Once again, I'm all apologies--this blog has been terribly neglected. This summer I've gotten a fairly decent start on my dissertation draft, written my first journal article, and planned a wedding, so this blog has slipped off my radar again. I've completely missed the boat on reacting to the London 2012 Olympics ceremonies...
Thoughts on the Olympics: Overall a successful event, partially because expectations weren't very high. I think people doubted London could compete with Beijing in terms of being 'spectacular' and overwhelming, so the organisers took a different approach. They didn't go for shock & awe--they went for a presentation of the Best of Britain, and relied heavily on British music to represent UK culture. I saw a mix of comments on Facebook, from foreigners and natives, and many of the positive comments came from people who had studied here and returned home. They expressed a sense of nostalgia for Britain--perfect evidence of educational exchange impact! For my part, I was surprisingly patriotic and sentimental about my adopted country--I got teary-eyed at the start, with the kid soloist singing 'Jerusalem'. I loved the references to Mary Poppins and Harry Potter, and the prominent use of so many Beatles songs in both the opening & closing ceremonies. I thought the celebration of the NHS was an interesting choice, and I wondered how Republicans back in the States reacted to that one, as they vow to repeal Obamacare (which doesn't go nearly as far as true socialized medicine, but they call him a 'socialist' anyway...sigh).
In terms of public diplomacy, I'm not sure that it was a success--but I also doubt that it was supposed to achieve much in the way of public diplomacy. This summer seems to be all about Britain, with the focus on the Jubilee, the Euros, and Team GB. In my 5 years here, I've never seen much in the way of patriotism--at least not in the way you see it in the States, with flags and t-shirts to express your pride--but now, Union Jack paraphernalia is everywhere. Looking at some of the references used, I think the ceremonies may have had more meaning for Brits than for the rest of the world. But I don't think that's necessarily a bad thing. The domestic political situation has been messy for 2 years now, the economy has been struggling for even longer--so maybe turning inwards and celebrating British culture is a way of coping. 'We might be divided by politics and money and class, but we all love the Beatles, right? Remember the Spice Girls, they were good, too? And British comedy is great, isn't it? Let's get Eric Idle in to cheer us all up!'
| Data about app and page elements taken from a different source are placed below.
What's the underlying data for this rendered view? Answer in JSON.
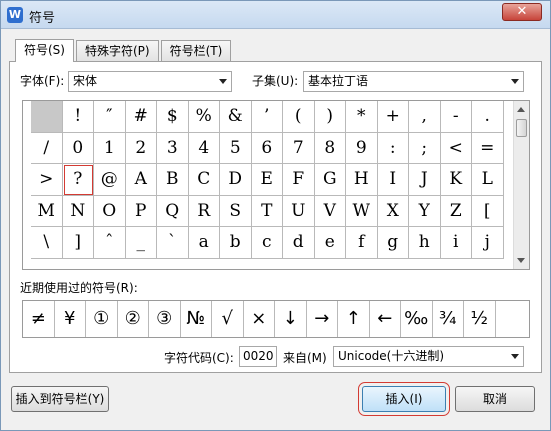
{
  "window": {
    "title": "符号",
    "app_icon_letter": "W",
    "close_glyph": "✕"
  },
  "tabs": [
    {
      "label": "符号(S)",
      "active": true
    },
    {
      "label": "特殊字符(P)",
      "active": false
    },
    {
      "label": "符号栏(T)",
      "active": false
    }
  ],
  "font": {
    "label": "字体(F):",
    "value": "宋体"
  },
  "subset": {
    "label": "子集(U):",
    "value": "基本拉丁语"
  },
  "symbol_grid": [
    [
      "",
      "!",
      "″",
      "#",
      "$",
      "%",
      "&",
      "’",
      "(",
      ")",
      "*",
      "+",
      ",",
      "-",
      "."
    ],
    [
      "/",
      "0",
      "1",
      "2",
      "3",
      "4",
      "5",
      "6",
      "7",
      "8",
      "9",
      ":",
      ";",
      "<",
      "="
    ],
    [
      ">",
      "?",
      "@",
      "A",
      "B",
      "C",
      "D",
      "E",
      "F",
      "G",
      "H",
      "I",
      "J",
      "K",
      "L"
    ],
    [
      "M",
      "N",
      "O",
      "P",
      "Q",
      "R",
      "S",
      "T",
      "U",
      "V",
      "W",
      "X",
      "Y",
      "Z",
      "["
    ],
    [
      "\\",
      "]",
      "ˆ",
      "_",
      "`",
      "a",
      "b",
      "c",
      "d",
      "e",
      "f",
      "g",
      "h",
      "i",
      "j"
    ]
  ],
  "selected_symbol": "?",
  "recent": {
    "label": "近期使用过的符号(R):",
    "items": [
      "≠",
      "¥",
      "①",
      "②",
      "③",
      "№",
      "√",
      "×",
      "↓",
      "→",
      "↑",
      "←",
      "‰",
      "¾",
      "½"
    ]
  },
  "char_code": {
    "label": "字符代码(C):",
    "value": "0020"
  },
  "from": {
    "label": "来自(M)",
    "value": "Unicode(十六进制)"
  },
  "buttons": {
    "insert_to_bar": "插入到符号栏(Y)",
    "insert": "插入(I)",
    "cancel": "取消"
  },
  "colors": {
    "highlight": "#d33b33",
    "title_bar": "#c6d9ef"
  }
}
To sum it all up, the ceremonies changed my mind a bit about the use of the Olympics as a public diplomacy tool. They represented Britain well, of course, but I don't think they were overly concerned with the reaction of foreign publics--at least not as self-consciously as China and Canada have been in the past two Olympics.